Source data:
*** Begin section ***

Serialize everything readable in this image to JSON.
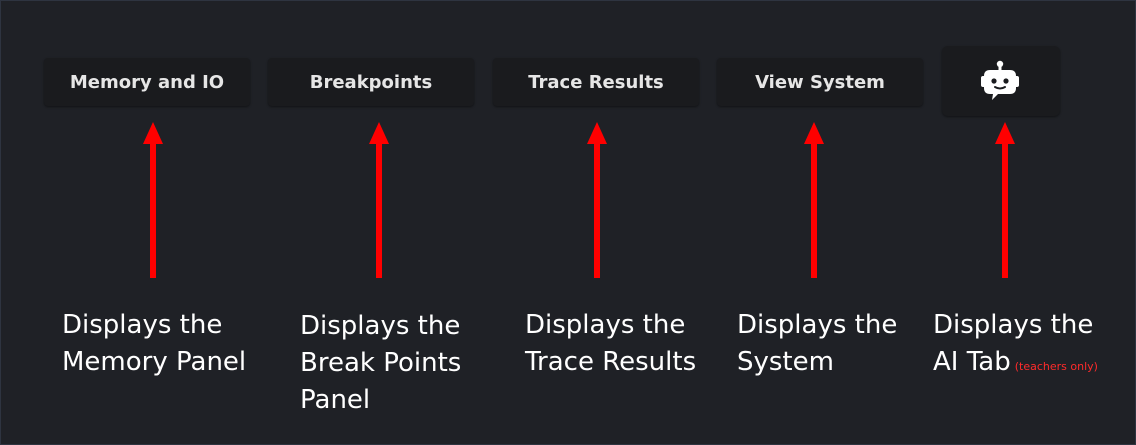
{
  "toolbar": {
    "memory_label": "Memory and IO",
    "breakpoints_label": "Breakpoints",
    "trace_label": "Trace Results",
    "view_system_label": "View System",
    "ai_icon": "robot-chat-icon"
  },
  "captions": {
    "memory": [
      "Displays the",
      "Memory Panel"
    ],
    "breakpoints": [
      "Displays the",
      "Break Points",
      "Panel"
    ],
    "trace": [
      "Displays the",
      "Trace Results"
    ],
    "system": [
      "Displays the",
      "System"
    ],
    "ai": [
      "Displays the",
      "AI Tab"
    ],
    "ai_note": "(teachers only)"
  },
  "colors": {
    "background": "#1f2126",
    "button": "#1a1b1e",
    "button_text": "#e6e6e6",
    "arrow": "#ff0000",
    "caption": "#ffffff",
    "note": "#ff2b2b"
  }
}
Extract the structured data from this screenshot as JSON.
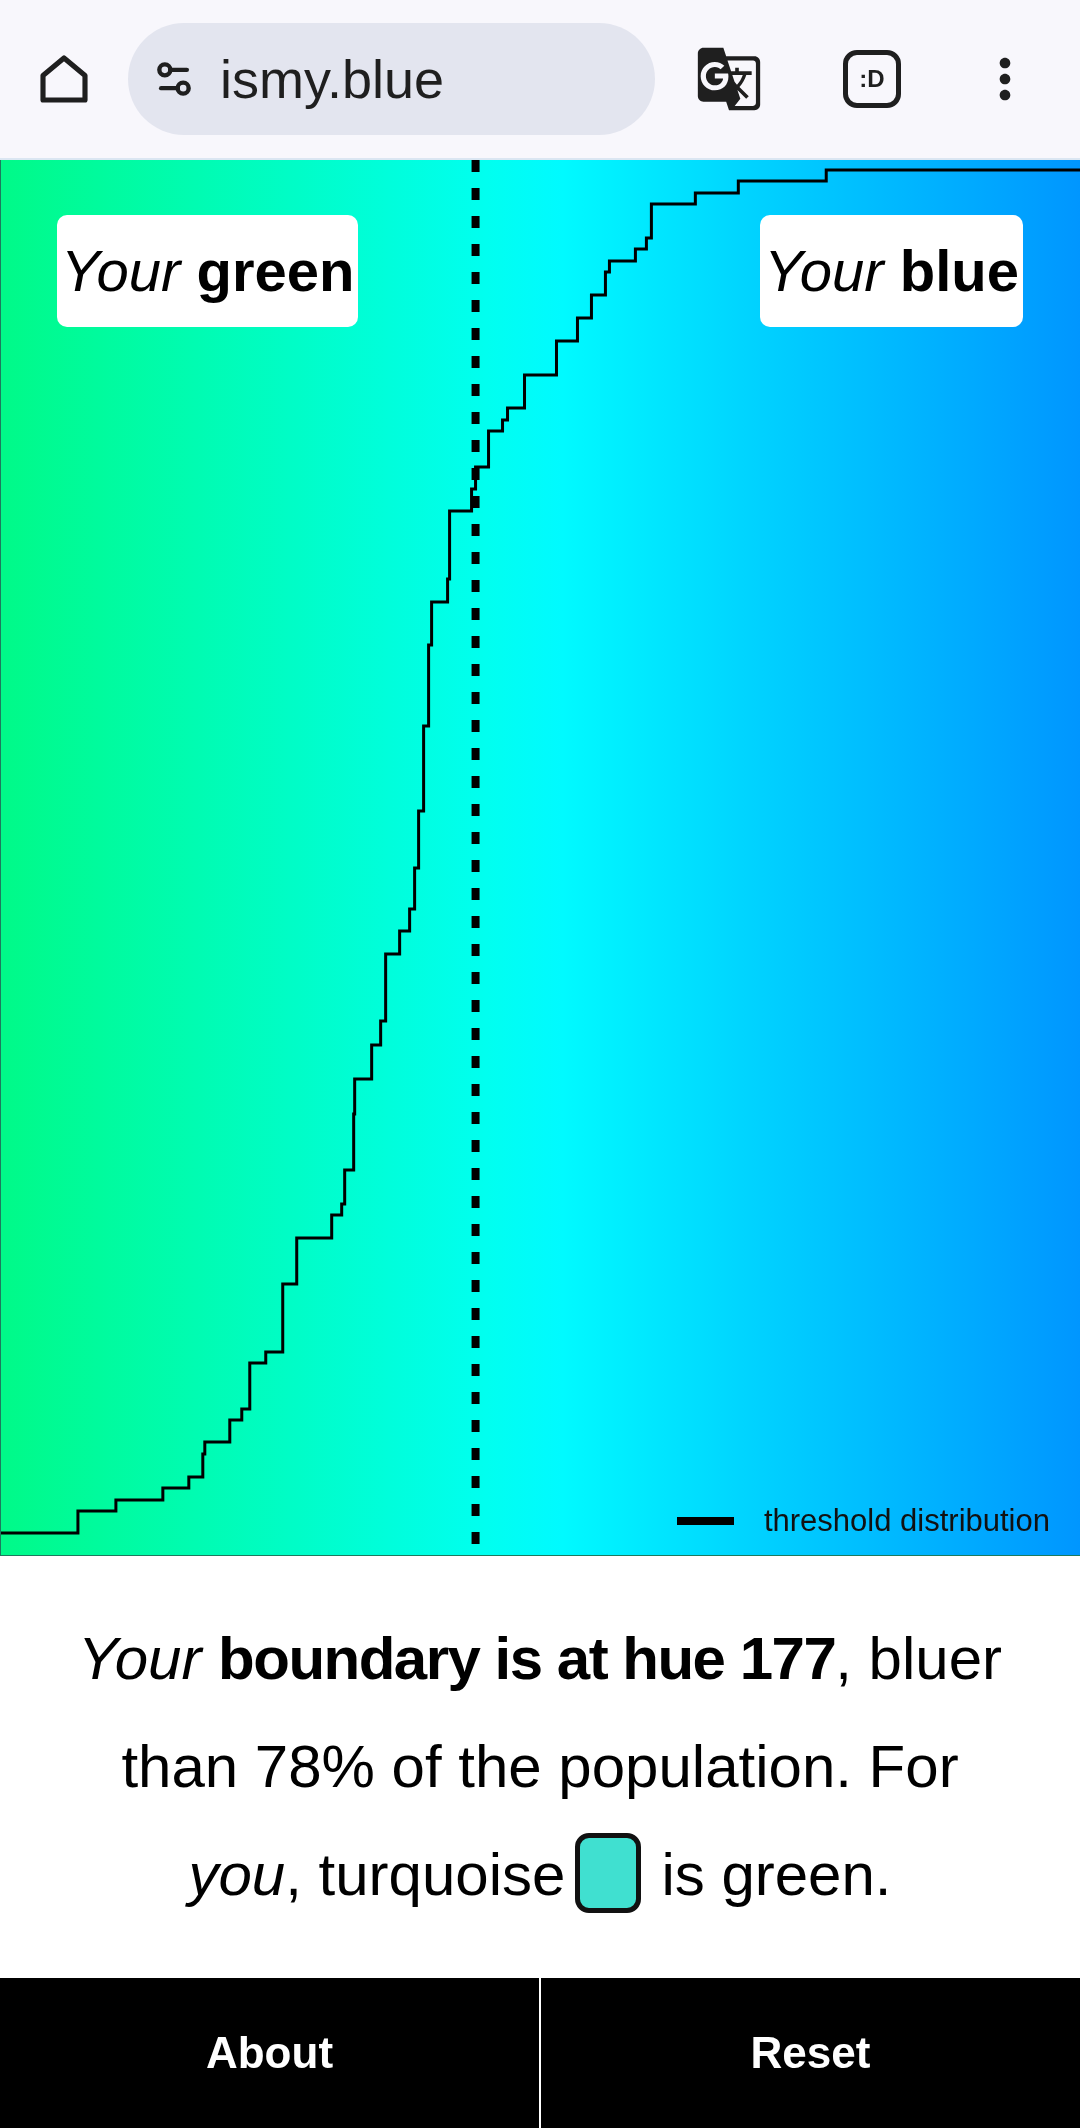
{
  "browser_bar": {
    "url": "ismy.blue",
    "extension_label": ":D"
  },
  "chart": {
    "region_labels": [
      {
        "text": "*Your* **green**"
      },
      {
        "text": "*Your* **blue**"
      }
    ],
    "legend": "threshold distribution"
  },
  "result": {
    "text_before": "*Your* **boundary is at hue 177**, bluer than 78% of the population. For *you*, turquoise",
    "swatch": {
      "color": "#40e0d0"
    },
    "text_after": "is green."
  },
  "buttons": [
    {
      "label": "About"
    },
    {
      "label": "Reset"
    }
  ]
}
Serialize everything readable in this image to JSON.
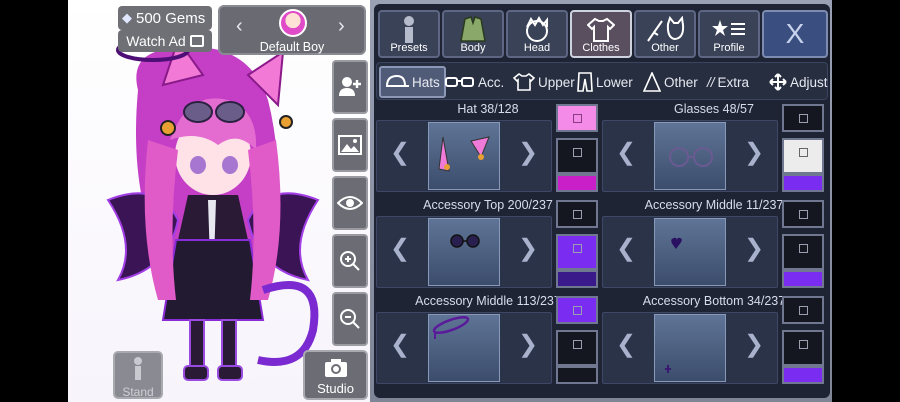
{
  "stage": {
    "gems_label": "500 Gems",
    "watch_label": "Watch Ad",
    "character_name": "Default Boy",
    "stand_label": "Stand",
    "studio_label": "Studio"
  },
  "categories": [
    {
      "label": "Presets"
    },
    {
      "label": "Body"
    },
    {
      "label": "Head"
    },
    {
      "label": "Clothes"
    },
    {
      "label": "Other"
    },
    {
      "label": "Profile"
    }
  ],
  "close_label": "X",
  "subtabs": [
    {
      "label": "Hats"
    },
    {
      "label": "Acc."
    },
    {
      "label": "Upper"
    },
    {
      "label": "Lower"
    },
    {
      "label": "Other"
    },
    {
      "label": "Extra"
    },
    {
      "label": "Adjust"
    }
  ],
  "slots": [
    {
      "title": "Hat 38/128"
    },
    {
      "title": "Glasses 48/57"
    },
    {
      "title": "Accessory Top 200/237"
    },
    {
      "title": "Accessory Middle 11/237"
    },
    {
      "title": "Accessory Middle 113/237"
    },
    {
      "title": "Accessory Bottom 34/237"
    }
  ],
  "colors": {
    "panel_bg": "#1e2434",
    "pink": "#f48be8",
    "magenta": "#c81fc8",
    "purple": "#7a2cf0",
    "dark": "#151720",
    "white": "#ececec"
  },
  "icons": {
    "gem": "gem-icon",
    "film": "film-icon",
    "add_user": "add-user-icon",
    "image": "image-icon",
    "eye": "eye-icon",
    "zoom_in": "zoom-in-icon",
    "zoom_out": "zoom-out-icon",
    "camera": "camera-icon"
  }
}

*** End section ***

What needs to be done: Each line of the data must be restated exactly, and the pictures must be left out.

Result of this exercise:
Serialize everything readable in this image to JSON.
{
  "toolbar": {
    "memory_label": "Memory and IO",
    "breakpoints_label": "Breakpoints",
    "trace_label": "Trace Results",
    "view_system_label": "View System",
    "ai_icon": "robot-chat-icon"
  },
  "captions": {
    "memory": [
      "Displays the",
      "Memory Panel"
    ],
    "breakpoints": [
      "Displays the",
      "Break Points",
      "Panel"
    ],
    "trace": [
      "Displays the",
      "Trace Results"
    ],
    "system": [
      "Displays the",
      "System"
    ],
    "ai": [
      "Displays the",
      "AI Tab"
    ],
    "ai_note": "(teachers only)"
  },
  "colors": {
    "background": "#1f2126",
    "button": "#1a1b1e",
    "button_text": "#e6e6e6",
    "arrow": "#ff0000",
    "caption": "#ffffff",
    "note": "#ff2b2b"
  }
}
Extract the structured data from this screenshot as JSON.
{
  "browser_bar": {
    "url": "ismy.blue",
    "extension_label": ":D"
  },
  "chart": {
    "region_labels": [
      {
        "text": "*Your* **green**"
      },
      {
        "text": "*Your* **blue**"
      }
    ],
    "legend": "threshold distribution"
  },
  "result": {
    "text_before": "*Your* **boundary is at hue 177**, bluer than 78% of the population. For *you*, turquoise",
    "swatch": {
      "color": "#40e0d0"
    },
    "text_after": "is green."
  },
  "buttons": [
    {
      "label": "About"
    },
    {
      "label": "Reset"
    }
  ]
}
Serialize everything readable in this image to JSON.
{
  "stage": {
    "gems_label": "500 Gems",
    "watch_label": "Watch Ad",
    "character_name": "Default Boy",
    "stand_label": "Stand",
    "studio_label": "Studio"
  },
  "categories": [
    {
      "label": "Presets"
    },
    {
      "label": "Body"
    },
    {
      "label": "Head"
    },
    {
      "label": "Clothes"
    },
    {
      "label": "Other"
    },
    {
      "label": "Profile"
    }
  ],
  "close_label": "X",
  "subtabs": [
    {
      "label": "Hats"
    },
    {
      "label": "Acc."
    },
    {
      "label": "Upper"
    },
    {
      "label": "Lower"
    },
    {
      "label": "Other"
    },
    {
      "label": "Extra"
    },
    {
      "label": "Adjust"
    }
  ],
  "slots": [
    {
      "title": "Hat 38/128"
    },
    {
      "title": "Glasses 48/57"
    },
    {
      "title": "Accessory Top 200/237"
    },
    {
      "title": "Accessory Middle 11/237"
    },
    {
      "title": "Accessory Middle 113/237"
    },
    {
      "title": "Accessory Bottom 34/237"
    }
  ],
  "colors": {
    "panel_bg": "#1e2434",
    "pink": "#f48be8",
    "magenta": "#c81fc8",
    "purple": "#7a2cf0",
    "dark": "#151720",
    "white": "#ececec"
  },
  "icons": {
    "gem": "gem-icon",
    "film": "film-icon",
    "add_user": "add-user-icon",
    "image": "image-icon",
    "eye": "eye-icon",
    "zoom_in": "zoom-in-icon",
    "zoom_out": "zoom-out-icon",
    "camera": "camera-icon"
  }
}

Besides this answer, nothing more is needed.